:: Work item ::
Please check every line of the listing for "Ihren" and copy each line where it is found.

:: Given data ::

*** Block opens ***

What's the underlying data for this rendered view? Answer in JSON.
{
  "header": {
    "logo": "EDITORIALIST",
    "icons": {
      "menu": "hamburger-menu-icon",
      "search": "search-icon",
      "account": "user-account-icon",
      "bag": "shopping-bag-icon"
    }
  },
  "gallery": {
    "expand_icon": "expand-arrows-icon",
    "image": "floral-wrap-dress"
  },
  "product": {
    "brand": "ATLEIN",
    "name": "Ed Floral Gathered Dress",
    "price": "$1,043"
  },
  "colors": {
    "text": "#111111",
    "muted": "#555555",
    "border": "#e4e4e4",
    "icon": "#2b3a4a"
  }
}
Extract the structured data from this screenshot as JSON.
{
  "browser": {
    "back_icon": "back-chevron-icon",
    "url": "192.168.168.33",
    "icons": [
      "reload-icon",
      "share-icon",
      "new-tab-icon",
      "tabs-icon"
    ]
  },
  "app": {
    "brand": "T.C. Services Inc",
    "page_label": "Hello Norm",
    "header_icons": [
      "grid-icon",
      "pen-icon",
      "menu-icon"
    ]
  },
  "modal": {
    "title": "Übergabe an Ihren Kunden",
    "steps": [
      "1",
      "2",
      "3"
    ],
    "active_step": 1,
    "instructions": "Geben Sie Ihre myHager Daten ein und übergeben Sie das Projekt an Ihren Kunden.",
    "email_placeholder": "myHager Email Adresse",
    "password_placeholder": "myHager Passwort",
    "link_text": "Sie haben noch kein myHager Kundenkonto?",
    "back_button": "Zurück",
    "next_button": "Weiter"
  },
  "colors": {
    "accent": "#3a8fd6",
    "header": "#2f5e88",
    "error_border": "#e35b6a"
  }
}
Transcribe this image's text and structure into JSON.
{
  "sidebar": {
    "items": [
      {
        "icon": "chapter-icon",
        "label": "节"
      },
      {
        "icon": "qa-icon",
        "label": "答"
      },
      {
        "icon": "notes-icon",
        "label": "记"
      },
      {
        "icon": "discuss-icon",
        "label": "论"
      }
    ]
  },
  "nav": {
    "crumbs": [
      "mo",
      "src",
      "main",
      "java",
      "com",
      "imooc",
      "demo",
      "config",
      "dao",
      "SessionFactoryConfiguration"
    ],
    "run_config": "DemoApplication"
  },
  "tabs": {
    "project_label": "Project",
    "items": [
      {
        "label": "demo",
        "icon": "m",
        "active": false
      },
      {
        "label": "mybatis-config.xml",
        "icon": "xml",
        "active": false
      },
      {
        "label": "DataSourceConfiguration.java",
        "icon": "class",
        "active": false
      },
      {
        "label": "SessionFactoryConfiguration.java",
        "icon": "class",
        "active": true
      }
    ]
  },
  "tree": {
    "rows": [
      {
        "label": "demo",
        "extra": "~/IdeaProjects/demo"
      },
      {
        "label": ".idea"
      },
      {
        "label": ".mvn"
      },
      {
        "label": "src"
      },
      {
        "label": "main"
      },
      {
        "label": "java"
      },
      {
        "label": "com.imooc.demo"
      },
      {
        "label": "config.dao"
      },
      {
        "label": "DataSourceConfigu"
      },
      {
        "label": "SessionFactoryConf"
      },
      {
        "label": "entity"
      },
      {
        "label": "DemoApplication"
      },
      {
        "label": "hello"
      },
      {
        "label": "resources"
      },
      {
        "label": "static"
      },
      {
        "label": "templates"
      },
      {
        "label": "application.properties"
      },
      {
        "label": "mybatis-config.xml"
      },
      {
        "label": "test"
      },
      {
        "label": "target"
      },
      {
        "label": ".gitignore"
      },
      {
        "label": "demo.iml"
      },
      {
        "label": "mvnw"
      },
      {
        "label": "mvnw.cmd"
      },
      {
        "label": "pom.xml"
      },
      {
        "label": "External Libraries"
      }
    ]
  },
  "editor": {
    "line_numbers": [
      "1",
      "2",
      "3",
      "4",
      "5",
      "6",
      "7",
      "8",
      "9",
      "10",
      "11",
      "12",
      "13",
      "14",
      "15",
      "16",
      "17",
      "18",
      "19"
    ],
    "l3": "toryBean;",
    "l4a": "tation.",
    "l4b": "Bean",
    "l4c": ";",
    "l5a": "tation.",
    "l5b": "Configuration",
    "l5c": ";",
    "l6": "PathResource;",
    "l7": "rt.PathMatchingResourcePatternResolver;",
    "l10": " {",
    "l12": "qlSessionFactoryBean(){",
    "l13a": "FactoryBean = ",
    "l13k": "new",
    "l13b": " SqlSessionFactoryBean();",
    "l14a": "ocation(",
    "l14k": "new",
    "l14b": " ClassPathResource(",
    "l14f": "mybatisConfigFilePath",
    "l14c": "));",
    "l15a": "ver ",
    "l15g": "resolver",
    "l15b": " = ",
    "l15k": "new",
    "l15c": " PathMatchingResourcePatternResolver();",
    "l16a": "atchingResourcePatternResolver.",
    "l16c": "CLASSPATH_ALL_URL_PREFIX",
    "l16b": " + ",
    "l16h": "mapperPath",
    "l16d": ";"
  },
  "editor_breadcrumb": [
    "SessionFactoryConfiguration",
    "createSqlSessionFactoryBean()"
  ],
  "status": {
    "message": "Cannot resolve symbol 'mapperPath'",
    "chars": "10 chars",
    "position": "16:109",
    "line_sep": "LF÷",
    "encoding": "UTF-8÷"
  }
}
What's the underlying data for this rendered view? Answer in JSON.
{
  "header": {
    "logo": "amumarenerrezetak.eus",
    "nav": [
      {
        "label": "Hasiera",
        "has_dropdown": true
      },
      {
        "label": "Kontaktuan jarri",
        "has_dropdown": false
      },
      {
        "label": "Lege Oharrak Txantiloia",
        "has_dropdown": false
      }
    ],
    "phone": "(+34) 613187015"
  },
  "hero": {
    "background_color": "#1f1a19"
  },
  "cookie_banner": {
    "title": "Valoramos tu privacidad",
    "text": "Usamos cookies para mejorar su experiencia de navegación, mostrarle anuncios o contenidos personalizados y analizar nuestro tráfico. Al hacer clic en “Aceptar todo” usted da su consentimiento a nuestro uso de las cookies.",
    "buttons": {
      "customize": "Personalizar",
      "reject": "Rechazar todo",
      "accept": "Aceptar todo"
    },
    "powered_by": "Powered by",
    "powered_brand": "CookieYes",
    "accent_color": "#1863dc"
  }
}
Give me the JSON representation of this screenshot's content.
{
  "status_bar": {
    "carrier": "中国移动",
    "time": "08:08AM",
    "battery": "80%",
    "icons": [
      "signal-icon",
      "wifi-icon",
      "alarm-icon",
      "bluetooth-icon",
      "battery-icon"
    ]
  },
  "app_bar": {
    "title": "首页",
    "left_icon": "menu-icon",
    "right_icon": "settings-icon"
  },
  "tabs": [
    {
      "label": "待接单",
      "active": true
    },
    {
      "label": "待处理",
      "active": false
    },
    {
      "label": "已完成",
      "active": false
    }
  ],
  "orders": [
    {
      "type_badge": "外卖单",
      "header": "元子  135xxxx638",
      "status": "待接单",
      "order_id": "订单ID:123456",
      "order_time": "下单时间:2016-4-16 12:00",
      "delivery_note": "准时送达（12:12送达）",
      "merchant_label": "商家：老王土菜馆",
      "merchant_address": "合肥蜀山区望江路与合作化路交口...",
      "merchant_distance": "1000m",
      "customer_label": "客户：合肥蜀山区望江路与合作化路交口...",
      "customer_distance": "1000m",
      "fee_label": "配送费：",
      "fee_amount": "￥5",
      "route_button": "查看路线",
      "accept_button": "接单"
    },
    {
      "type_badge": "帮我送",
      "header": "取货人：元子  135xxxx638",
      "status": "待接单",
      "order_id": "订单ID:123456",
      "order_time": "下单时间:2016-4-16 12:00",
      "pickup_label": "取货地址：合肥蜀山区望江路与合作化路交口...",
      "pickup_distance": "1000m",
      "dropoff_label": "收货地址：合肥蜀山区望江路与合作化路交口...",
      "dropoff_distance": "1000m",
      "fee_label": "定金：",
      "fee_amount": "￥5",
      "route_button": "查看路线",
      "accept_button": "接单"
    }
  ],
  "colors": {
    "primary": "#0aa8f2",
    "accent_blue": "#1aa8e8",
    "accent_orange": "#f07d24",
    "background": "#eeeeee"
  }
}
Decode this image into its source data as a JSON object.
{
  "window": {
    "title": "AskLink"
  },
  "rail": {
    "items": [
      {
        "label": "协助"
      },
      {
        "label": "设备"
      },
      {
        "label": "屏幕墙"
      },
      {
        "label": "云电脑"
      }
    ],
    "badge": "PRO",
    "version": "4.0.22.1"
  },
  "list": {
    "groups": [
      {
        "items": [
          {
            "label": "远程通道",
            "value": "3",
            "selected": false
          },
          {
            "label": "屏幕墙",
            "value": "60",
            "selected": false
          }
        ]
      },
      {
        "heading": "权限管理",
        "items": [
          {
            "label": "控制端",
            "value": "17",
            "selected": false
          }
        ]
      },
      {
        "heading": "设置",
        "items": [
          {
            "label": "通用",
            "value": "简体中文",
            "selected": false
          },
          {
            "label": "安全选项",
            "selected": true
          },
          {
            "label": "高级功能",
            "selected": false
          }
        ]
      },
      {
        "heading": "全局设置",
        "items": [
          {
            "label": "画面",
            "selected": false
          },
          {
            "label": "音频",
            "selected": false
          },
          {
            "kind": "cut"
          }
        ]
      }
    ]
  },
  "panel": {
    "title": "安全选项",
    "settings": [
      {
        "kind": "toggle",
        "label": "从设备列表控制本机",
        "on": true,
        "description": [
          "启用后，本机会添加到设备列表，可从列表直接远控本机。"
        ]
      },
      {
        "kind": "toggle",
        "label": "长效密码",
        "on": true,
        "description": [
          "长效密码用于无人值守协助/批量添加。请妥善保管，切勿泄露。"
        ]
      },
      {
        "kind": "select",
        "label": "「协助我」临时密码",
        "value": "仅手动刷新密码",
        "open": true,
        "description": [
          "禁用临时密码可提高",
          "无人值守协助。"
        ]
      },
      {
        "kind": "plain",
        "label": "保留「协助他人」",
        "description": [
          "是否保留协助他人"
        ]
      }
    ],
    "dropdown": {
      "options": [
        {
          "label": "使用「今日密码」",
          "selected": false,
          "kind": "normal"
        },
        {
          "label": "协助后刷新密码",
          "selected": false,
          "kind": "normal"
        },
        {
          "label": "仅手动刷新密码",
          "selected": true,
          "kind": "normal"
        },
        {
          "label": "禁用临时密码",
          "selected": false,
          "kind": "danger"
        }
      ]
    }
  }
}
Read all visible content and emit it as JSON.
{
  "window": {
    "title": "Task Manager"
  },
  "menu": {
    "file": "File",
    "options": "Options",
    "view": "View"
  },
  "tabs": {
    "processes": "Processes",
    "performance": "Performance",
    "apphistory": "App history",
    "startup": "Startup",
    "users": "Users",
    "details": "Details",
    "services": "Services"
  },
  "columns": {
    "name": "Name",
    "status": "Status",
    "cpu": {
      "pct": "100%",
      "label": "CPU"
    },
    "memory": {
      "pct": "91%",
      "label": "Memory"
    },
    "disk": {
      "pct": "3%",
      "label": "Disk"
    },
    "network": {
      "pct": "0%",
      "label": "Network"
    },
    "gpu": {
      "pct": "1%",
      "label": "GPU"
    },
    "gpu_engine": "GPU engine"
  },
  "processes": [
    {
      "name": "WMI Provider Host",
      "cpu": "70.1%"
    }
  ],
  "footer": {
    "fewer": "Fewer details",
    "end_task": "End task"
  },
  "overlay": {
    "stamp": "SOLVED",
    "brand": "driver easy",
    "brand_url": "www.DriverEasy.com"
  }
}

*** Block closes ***

:: Task result ::
    "title": "Übergabe an Ihren Kunden",
    "instructions": "Geben Sie Ihre myHager Daten ein und übergeben Sie das Projekt an Ihren Kunden.",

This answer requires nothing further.